[Input]:

╔══

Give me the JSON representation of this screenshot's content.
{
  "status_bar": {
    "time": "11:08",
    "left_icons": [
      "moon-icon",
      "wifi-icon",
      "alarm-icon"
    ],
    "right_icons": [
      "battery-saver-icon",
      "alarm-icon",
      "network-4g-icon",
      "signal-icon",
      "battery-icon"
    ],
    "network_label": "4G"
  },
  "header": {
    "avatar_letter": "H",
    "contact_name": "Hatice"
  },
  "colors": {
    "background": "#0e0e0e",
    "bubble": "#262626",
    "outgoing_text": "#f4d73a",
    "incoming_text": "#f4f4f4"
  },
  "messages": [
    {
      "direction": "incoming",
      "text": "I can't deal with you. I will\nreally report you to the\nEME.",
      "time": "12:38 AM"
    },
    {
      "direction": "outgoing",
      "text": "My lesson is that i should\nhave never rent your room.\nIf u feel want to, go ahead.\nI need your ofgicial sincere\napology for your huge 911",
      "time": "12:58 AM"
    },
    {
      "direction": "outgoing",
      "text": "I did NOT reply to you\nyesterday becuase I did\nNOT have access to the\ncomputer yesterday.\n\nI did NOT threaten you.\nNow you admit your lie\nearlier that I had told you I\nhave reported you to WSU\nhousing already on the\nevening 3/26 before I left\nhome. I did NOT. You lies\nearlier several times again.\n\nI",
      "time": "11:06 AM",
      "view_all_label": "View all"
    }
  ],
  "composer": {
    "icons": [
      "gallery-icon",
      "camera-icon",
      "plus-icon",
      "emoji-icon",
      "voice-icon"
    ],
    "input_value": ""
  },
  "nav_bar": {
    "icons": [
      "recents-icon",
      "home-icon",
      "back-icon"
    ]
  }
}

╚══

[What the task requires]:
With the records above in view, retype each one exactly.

[Written solution]:
Give me the JSON representation of this screenshot's content.
{
  "status_bar": {
    "time": "11:08",
    "left_icons": [
      "moon-icon",
      "wifi-icon",
      "alarm-icon"
    ],
    "right_icons": [
      "battery-saver-icon",
      "alarm-icon",
      "network-4g-icon",
      "signal-icon",
      "battery-icon"
    ],
    "network_label": "4G"
  },
  "header": {
    "avatar_letter": "H",
    "contact_name": "Hatice"
  },
  "colors": {
    "background": "#0e0e0e",
    "bubble": "#262626",
    "outgoing_text": "#f4d73a",
    "incoming_text": "#f4f4f4"
  },
  "messages": [
    {
      "direction": "incoming",
      "text": "I can't deal with you. I will\nreally report you to the\nEME.",
      "time": "12:38 AM"
    },
    {
      "direction": "outgoing",
      "text": "My lesson is that i should\nhave never rent your room.\nIf u feel want to, go ahead.\nI need your ofgicial sincere\napology for your huge 911",
      "time": "12:58 AM"
    },
    {
      "direction": "outgoing",
      "text": "I did NOT reply to you\nyesterday becuase I did\nNOT have access to the\ncomputer yesterday.\n\nI did NOT threaten you.\nNow you admit your lie\nearlier that I had told you I\nhave reported you to WSU\nhousing already on the\nevening 3/26 before I left\nhome. I did NOT. You lies\nearlier several times again.\n\nI",
      "time": "11:06 AM",
      "view_all_label": "View all"
    }
  ],
  "composer": {
    "icons": [
      "gallery-icon",
      "camera-icon",
      "plus-icon",
      "emoji-icon",
      "voice-icon"
    ],
    "input_value": ""
  },
  "nav_bar": {
    "icons": [
      "recents-icon",
      "home-icon",
      "back-icon"
    ]
  }
}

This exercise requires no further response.